Miners Face Health Risks, Even on Good Days
Credit: 350jb | Dreamstime
Credit: 350jb | Dreamstime

For the 33 trapped Chilean miners potentially facing months in crammed quarters, their immediate health may be threatened by the air quality in the chamber and the limited ability to move, which can lead to blood clots. But even without such catastrophes, miners contend with many daily health dangers from working around dust, heavy metals, hazardous gases, fumes and loud noises.

Listed as the most dangerous industry for workers until 2001, mining is now outranked by industrial fishing, roofing and aircraft-related occupations, among others, according to the U.S. Bureau of Labor Statistics.

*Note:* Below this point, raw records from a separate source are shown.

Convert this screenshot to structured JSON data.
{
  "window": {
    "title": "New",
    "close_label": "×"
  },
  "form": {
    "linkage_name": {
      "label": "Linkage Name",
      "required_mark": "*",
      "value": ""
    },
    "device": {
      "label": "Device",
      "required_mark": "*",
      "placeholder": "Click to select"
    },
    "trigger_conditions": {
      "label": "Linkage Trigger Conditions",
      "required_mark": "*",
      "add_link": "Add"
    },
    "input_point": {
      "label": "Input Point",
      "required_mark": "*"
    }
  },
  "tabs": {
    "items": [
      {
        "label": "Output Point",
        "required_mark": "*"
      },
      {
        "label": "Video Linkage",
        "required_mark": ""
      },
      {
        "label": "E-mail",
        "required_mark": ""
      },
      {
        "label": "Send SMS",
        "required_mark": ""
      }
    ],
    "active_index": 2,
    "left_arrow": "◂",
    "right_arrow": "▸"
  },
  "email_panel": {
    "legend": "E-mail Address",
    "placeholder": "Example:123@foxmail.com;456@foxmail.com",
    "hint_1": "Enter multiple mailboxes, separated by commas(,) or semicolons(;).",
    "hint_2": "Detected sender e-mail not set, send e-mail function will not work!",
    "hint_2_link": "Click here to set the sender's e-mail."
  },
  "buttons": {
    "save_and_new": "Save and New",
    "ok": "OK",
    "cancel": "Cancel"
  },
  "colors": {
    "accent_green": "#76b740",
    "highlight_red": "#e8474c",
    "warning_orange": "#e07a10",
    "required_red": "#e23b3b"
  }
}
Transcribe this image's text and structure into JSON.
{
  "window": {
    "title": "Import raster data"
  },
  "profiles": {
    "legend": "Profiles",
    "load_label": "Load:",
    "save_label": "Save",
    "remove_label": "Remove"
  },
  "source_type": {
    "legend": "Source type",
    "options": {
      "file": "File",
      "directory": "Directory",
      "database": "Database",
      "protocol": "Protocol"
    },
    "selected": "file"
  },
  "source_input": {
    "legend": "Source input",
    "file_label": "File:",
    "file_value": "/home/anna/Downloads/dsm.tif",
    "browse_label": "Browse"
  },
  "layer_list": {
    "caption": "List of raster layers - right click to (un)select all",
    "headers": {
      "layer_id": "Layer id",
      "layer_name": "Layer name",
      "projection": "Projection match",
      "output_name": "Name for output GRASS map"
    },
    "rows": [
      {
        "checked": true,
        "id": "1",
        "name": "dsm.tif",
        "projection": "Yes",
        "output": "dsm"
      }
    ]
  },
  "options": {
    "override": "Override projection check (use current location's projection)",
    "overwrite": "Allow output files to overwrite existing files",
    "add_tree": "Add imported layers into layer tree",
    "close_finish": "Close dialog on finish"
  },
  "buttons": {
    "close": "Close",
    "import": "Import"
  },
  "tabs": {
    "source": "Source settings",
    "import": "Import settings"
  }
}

The U.S. Mine Safety and Health Administration (MSHA) attributes this improvement to the mining industry's increasing "culture of prevention," which includes stronger regulations, safer machinery and more education and training initiatives in the last 25 years.

Still, miners' chances of dying from explosions, cave-ins and equipment accidents are ever-present, and many chronic and fatal conditions are linked to their toxic work conditions.

"There's no question mining is a dangerous occupation, but it doesn't have to be unsafe," said Joseph Sbaffoni, director of Pennsylvania's Bureau of Deep Mine Safety. "Our culture has changed to the point where it's not acceptable to get hurt or killed on the job, so we've made regulations to help prevent it."

"If you just do things the way you're supposed to," Sbaffoni said, "there's a good chance of finishing out a long career in the mining industry, and you can look forward to a good retirement."

In the 14,500 mines registered in the United States, a record-low 34 miners of the nation's 352,600 died on the job in 2009. Compare that with annual deaths from mining accidents before the 1990s, which are estimated at an average of 1,500, according to the MSHA.

Similarly, the MSHA documented 11,800 work-related injuries among American miners from 2006 to 2007 (the most recent year for which statistics are available), down from the 27,524 work-related injuries that the industry saw each year during the late 1980s.

What working conditions present the biggest health dangers? According to the MSHA, they include exposure to:

  • Dust: Very fine mineral dust particles from blasting and drilling can accumulate in the lungs, causing a disease called pneumoconiosis. An irreversible, disabling form of this disease called silicosis can occur when a miner inhales excessive amounts of crystalline silica, or quartz. Black lung disease, which can strike coal miners, is another form. Pneumoconiosis can cause scarring of the lungs called fibrosis.
  • Welding fumes: These fumes consist of vaporized molten metal, and chronic overexposure can lead to respiratory tract irritation, systemic poisoning and pneumoconiosis.
  • Mercury: A heavy metal present in about 25 organic mineral compounds found in mines (depending on that particular mine), workers can inhale, swallow or absorb mercury through their skin. Even exposure to small quantities over time can lead to severe poisoning. Symptoms of mercury poisoning include weakness,  mouth ulcers, bleeding gums and loose teeth, tremors, nausea, abdominal pain, headaches, diarrhea and cardiac weakness.
  • Noise: Mining is a noisy process, and unfiltered noise emanating from equipment, such as drills, crushers and engines, can lead to temporary or permanent hearing loss, speech interference and eardrum rupture.
  • Heavy loads: Back injuries from lifting and shoveling as well as slips and falls account for about 25 percent of mining injuries that result in lost time from work.

Modern safeguards – including ventilation systems, respirators and ear protectors – are mandated to reduce or eliminate exposure to all of these risks, greatly lowering injuries or fatalities from the levels recorded in the late 20th century, according to the MSHA.

Additionally, black lung disease, which can be fatal, has nearly been eradicated, Sbaffoni said.

However, miners are "always exposed to moving machinery, roof falls, explosions and fires," said Jack Spadaro, a mine safety and health expert in Hamlin, W. Va., and former instructor at West Virginia University's School of Mines. "Certainly there are variations depending on whether they work in a coal mine, metal or non-metal mine, but overall the dangers are pretty much the same."

Sbaffoni said he likens the miners in the current Chilean cave-in, which occurred Aug. 5 in a copper and gold mine, to "people in a submarine. As long as they're provided food, water and communications, I feel they'll be successful in rescuing them."